ND: In general, experience suggests it is smoothest when there’s a well-delineated separation of spheres. Working closely on all aspects inevitably leads to more conflict, but in well-attuned collaborators who can fight a point, then concede it graciously if needed, this can also be very effective at pushing a work that much further. But this may require a special kind of collaborator.

What is the personal cost of being misunderstood?

ND: Optimistically, being forced to refine one’s ideas. Pessimistically, having one’s ideas garbled by proximity. To be misunderstood is only to lose voice, however, if it is generalized to all potential listeners. Complex messages may necessitate some misunderstanding.

SS: I think the personal cost of being misunderstood can be quite high. If this is a chronic condition then it can seriously undermine one’s self-perception. If you perpetually feel misunderstood you may come to doubt everything you believe about yourself, even down to the most basic tenets of self-identity. I also think being misunderstood can have a negative impact on one’s creativity, either by altering or stultifying it. It can be difficult to subsist solely on internal validation. So if a person constantly feels like no one ‘gets’ the art they make on any level whatsoever or interprets the art in a way that is consistently contrary to the intent, then the person may alter their approach in an effort to be better understood, or perhaps worse yet, the person may abandon art altogether.

NG: There’s a shame to it, like you passed the ball but didn’t throw hard enough. Or you lost it in the bushes somewhere. Internalized shame is always a blow to one’s psychological autonomy.

Describe the world’s best marching band.

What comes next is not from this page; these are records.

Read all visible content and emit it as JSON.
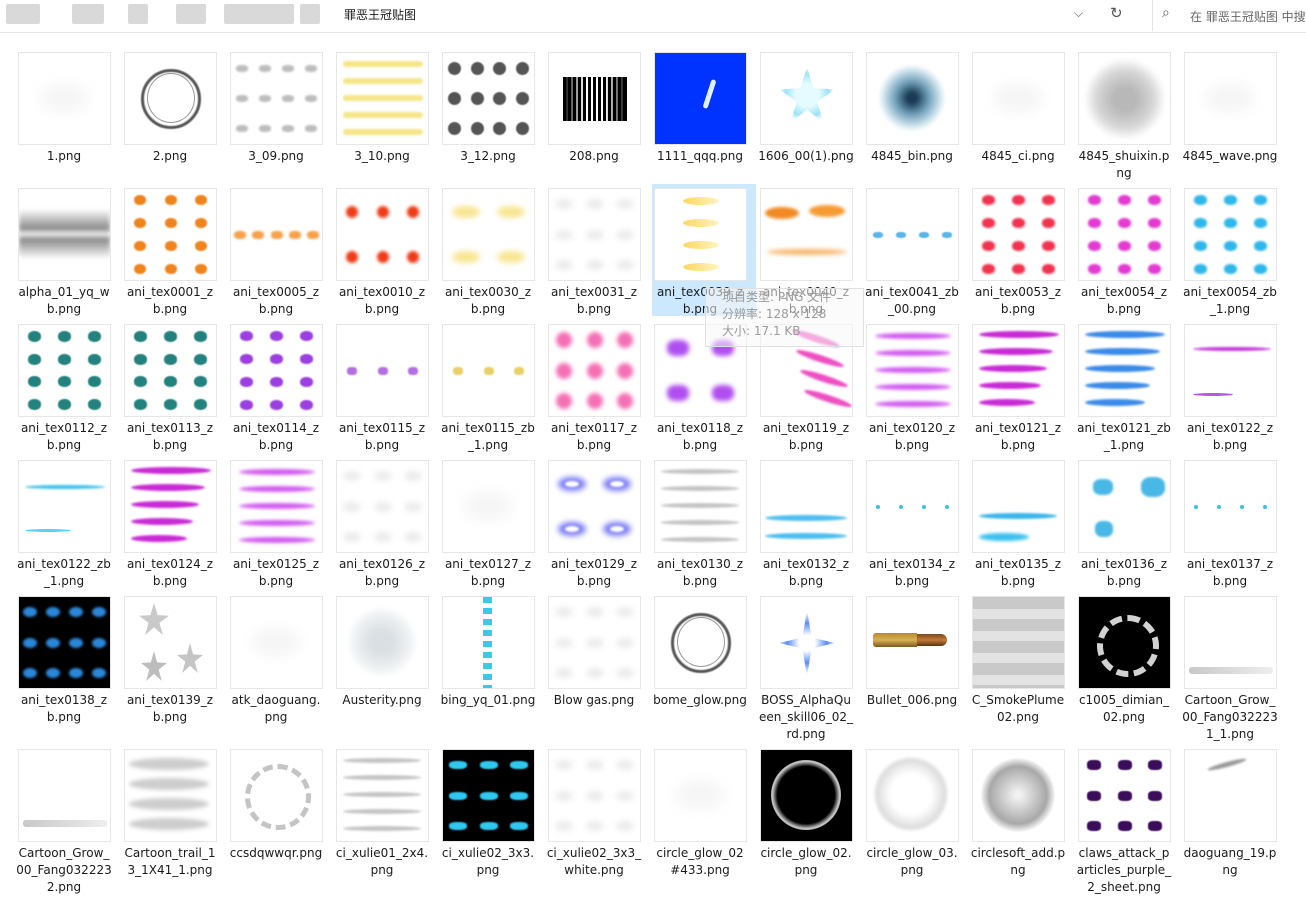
{
  "titlebar": {
    "folder": "罪恶王冠贴图",
    "search_placeholder": "在 罪恶王冠贴图 中搜索"
  },
  "tooltip": {
    "line1": "项目类型: PNG 文件",
    "line2": "分辨率: 128 x 128",
    "line3": "大小: 17.1 KB"
  },
  "files": [
    {
      "name": "1.png",
      "icon": "faint-blank",
      "bg": "#ffffff"
    },
    {
      "name": "2.png",
      "icon": "ring",
      "bg": "#ffffff"
    },
    {
      "name": "3_09.png",
      "icon": "gray-wisps",
      "bg": "#ffffff"
    },
    {
      "name": "3_10.png",
      "icon": "yellow-streaks",
      "bg": "#ffffff"
    },
    {
      "name": "3_12.png",
      "icon": "gray-smoke-grid",
      "bg": "#ffffff"
    },
    {
      "name": "208.png",
      "icon": "bw-stripes",
      "bg": "#ffffff"
    },
    {
      "name": "1111_qqq.png",
      "icon": "blue-square",
      "bg": "#0033ff"
    },
    {
      "name": "1606_00(1).png",
      "icon": "cyan-star",
      "bg": "#ffffff"
    },
    {
      "name": "4845_bin.png",
      "icon": "blue-shards",
      "bg": "#ffffff"
    },
    {
      "name": "4845_ci.png",
      "icon": "faint-blank",
      "bg": "#ffffff"
    },
    {
      "name": "4845_shuixin.png",
      "icon": "gray-cloud",
      "bg": "#ffffff"
    },
    {
      "name": "4845_wave.png",
      "icon": "faint-blank",
      "bg": "#ffffff"
    },
    {
      "name": "alpha_01_yq_wb.png",
      "icon": "gray-band",
      "bg": "#ffffff"
    },
    {
      "name": "ani_tex0001_zb.png",
      "icon": "orange-grid",
      "bg": "#ffffff"
    },
    {
      "name": "ani_tex0005_zb.png",
      "icon": "orange-row",
      "bg": "#ffffff"
    },
    {
      "name": "ani_tex0010_zb.png",
      "icon": "red-dots",
      "bg": "#ffffff"
    },
    {
      "name": "ani_tex0030_zb.png",
      "icon": "yellow-glow",
      "bg": "#ffffff"
    },
    {
      "name": "ani_tex0031_zb.png",
      "icon": "faint-wisps",
      "bg": "#ffffff"
    },
    {
      "name": "ani_tex0039_zb.png",
      "icon": "yellow-flames",
      "bg": "#ffffff",
      "selected": true
    },
    {
      "name": "ani_tex0040_zb.png",
      "icon": "orange-fire",
      "bg": "#ffffff"
    },
    {
      "name": "ani_tex0041_zb_00.png",
      "icon": "blue-splash-row",
      "bg": "#ffffff"
    },
    {
      "name": "ani_tex0053_zb.png",
      "icon": "red-grid",
      "bg": "#ffffff"
    },
    {
      "name": "ani_tex0054_zb.png",
      "icon": "magenta-grid",
      "bg": "#ffffff"
    },
    {
      "name": "ani_tex0054_zb_1.png",
      "icon": "cyan-grid",
      "bg": "#ffffff"
    },
    {
      "name": "ani_tex0112_zb.png",
      "icon": "teal-grid",
      "bg": "#ffffff"
    },
    {
      "name": "ani_tex0113_zb.png",
      "icon": "teal-grid",
      "bg": "#ffffff"
    },
    {
      "name": "ani_tex0114_zb.png",
      "icon": "purple-grid",
      "bg": "#ffffff"
    },
    {
      "name": "ani_tex0115_zb.png",
      "icon": "purple-row",
      "bg": "#ffffff"
    },
    {
      "name": "ani_tex0115_zb_1.png",
      "icon": "yellow-row",
      "bg": "#ffffff"
    },
    {
      "name": "ani_tex0117_zb.png",
      "icon": "pink-bursts",
      "bg": "#ffffff"
    },
    {
      "name": "ani_tex0118_zb.png",
      "icon": "violet-bursts",
      "bg": "#ffffff"
    },
    {
      "name": "ani_tex0119_zb.png",
      "icon": "pink-streaks",
      "bg": "#ffffff"
    },
    {
      "name": "ani_tex0120_zb.png",
      "icon": "violet-streaks",
      "bg": "#ffffff"
    },
    {
      "name": "ani_tex0121_zb.png",
      "icon": "magenta-streaks",
      "bg": "#ffffff"
    },
    {
      "name": "ani_tex0121_zb_1.png",
      "icon": "blue-streaks",
      "bg": "#ffffff"
    },
    {
      "name": "ani_tex0122_zb.png",
      "icon": "magenta-lines",
      "bg": "#ffffff"
    },
    {
      "name": "ani_tex0122_zb_1.png",
      "icon": "cyan-lines",
      "bg": "#ffffff"
    },
    {
      "name": "ani_tex0124_zb.png",
      "icon": "magenta-streaks",
      "bg": "#ffffff"
    },
    {
      "name": "ani_tex0125_zb.png",
      "icon": "violet-streaks",
      "bg": "#ffffff"
    },
    {
      "name": "ani_tex0126_zb.png",
      "icon": "faint-wisps",
      "bg": "#ffffff"
    },
    {
      "name": "ani_tex0127_zb.png",
      "icon": "faint-blank",
      "bg": "#ffffff"
    },
    {
      "name": "ani_tex0129_zb.png",
      "icon": "blue-glow",
      "bg": "#ffffff"
    },
    {
      "name": "ani_tex0130_zb.png",
      "icon": "gray-streaks",
      "bg": "#ffffff"
    },
    {
      "name": "ani_tex0132_zb.png",
      "icon": "cyan-row",
      "bg": "#ffffff"
    },
    {
      "name": "ani_tex0134_zb.png",
      "icon": "cyan-sparkles",
      "bg": "#ffffff"
    },
    {
      "name": "ani_tex0135_zb.png",
      "icon": "cyan-comet",
      "bg": "#ffffff"
    },
    {
      "name": "ani_tex0136_zb.png",
      "icon": "cyan-stars",
      "bg": "#ffffff"
    },
    {
      "name": "ani_tex0137_zb.png",
      "icon": "cyan-sparkles",
      "bg": "#ffffff"
    },
    {
      "name": "ani_tex0138_zb.png",
      "icon": "dark-blue-rings",
      "bg": "#000000"
    },
    {
      "name": "ani_tex0139_zb.png",
      "icon": "gray-stars",
      "bg": "#ffffff"
    },
    {
      "name": "atk_daoguang.png",
      "icon": "faint-blank",
      "bg": "#ffffff"
    },
    {
      "name": "Austerity.png",
      "icon": "faint-cloud",
      "bg": "#ffffff"
    },
    {
      "name": "bing_yq_01.png",
      "icon": "cyan-column",
      "bg": "#ffffff"
    },
    {
      "name": "Blow gas.png",
      "icon": "faint-wisps",
      "bg": "#ffffff"
    },
    {
      "name": "bome_glow.png",
      "icon": "ring",
      "bg": "#ffffff"
    },
    {
      "name": "BOSS_AlphaQueen_skill06_02_rd.png",
      "icon": "blue-sparkle",
      "bg": "#ffffff"
    },
    {
      "name": "Bullet_006.png",
      "icon": "bullet",
      "bg": "#ffffff"
    },
    {
      "name": "C_SmokePlume02.png",
      "icon": "gray-bars",
      "bg": "#ffffff"
    },
    {
      "name": "c1005_dimian_02.png",
      "icon": "black-ring",
      "bg": "#000000"
    },
    {
      "name": "Cartoon_Grow_00_Fang0322231_1.png",
      "icon": "gray-thin-bar",
      "bg": "#ffffff"
    },
    {
      "name": "Cartoon_Grow_00_Fang0322232.png",
      "icon": "gray-thin-bar",
      "bg": "#ffffff"
    },
    {
      "name": "Cartoon_trail_13_1X41_1.png",
      "icon": "gray-trail",
      "bg": "#ffffff"
    },
    {
      "name": "ccsdqwwqr.png",
      "icon": "dashed-ring",
      "bg": "#ffffff"
    },
    {
      "name": "ci_xulie01_2x4.png",
      "icon": "gray-streaks",
      "bg": "#ffffff"
    },
    {
      "name": "ci_xulie02_3x3.png",
      "icon": "cyan-on-black",
      "bg": "#000000"
    },
    {
      "name": "ci_xulie02_3x3_white.png",
      "icon": "faint-wisps",
      "bg": "#ffffff"
    },
    {
      "name": "circle_glow_02#433.png",
      "icon": "faint-blank",
      "bg": "#ffffff"
    },
    {
      "name": "circle_glow_02.png",
      "icon": "glow-circle",
      "bg": "#000000"
    },
    {
      "name": "circle_glow_03.png",
      "icon": "faint-circle",
      "bg": "#ffffff"
    },
    {
      "name": "circlesoft_add.png",
      "icon": "soft-circle",
      "bg": "#ffffff"
    },
    {
      "name": "claws_attack_particles_purple_2_sheet.png",
      "icon": "purple-claws",
      "bg": "#ffffff"
    },
    {
      "name": "daoguang_19.png",
      "icon": "gray-slash",
      "bg": "#ffffff"
    }
  ]
}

NG: First off, the uniforms shouldn’t be identical but should complement each other in some way. Probably all their epaulets and braids and gold buttons are varied according to instrument. Uniform color choices: Melon, puce, orange, brick. Anything but cop blue. And the marching is not exactly in unison. The drumline marches slightly ahead of or behind the beat, depending on the mood. And the higher register instruments march at cut time so that the flutes march four steps for every one step taken by the sousaphone, which allows the flutes to circle the sousaphone as they cross the parade ground like songbirds swirling around an elephant.

ND: A deep rainforest dawn chorus. All marchers independently pursue parallel and often conflicting courses, but the result is richer and more endlessly unexpected than any coordinated force.

SS: It consists of only drummers playing drums of all shapes and sizes in various parallel syncopated rhythms. The drummers march in concentric circles.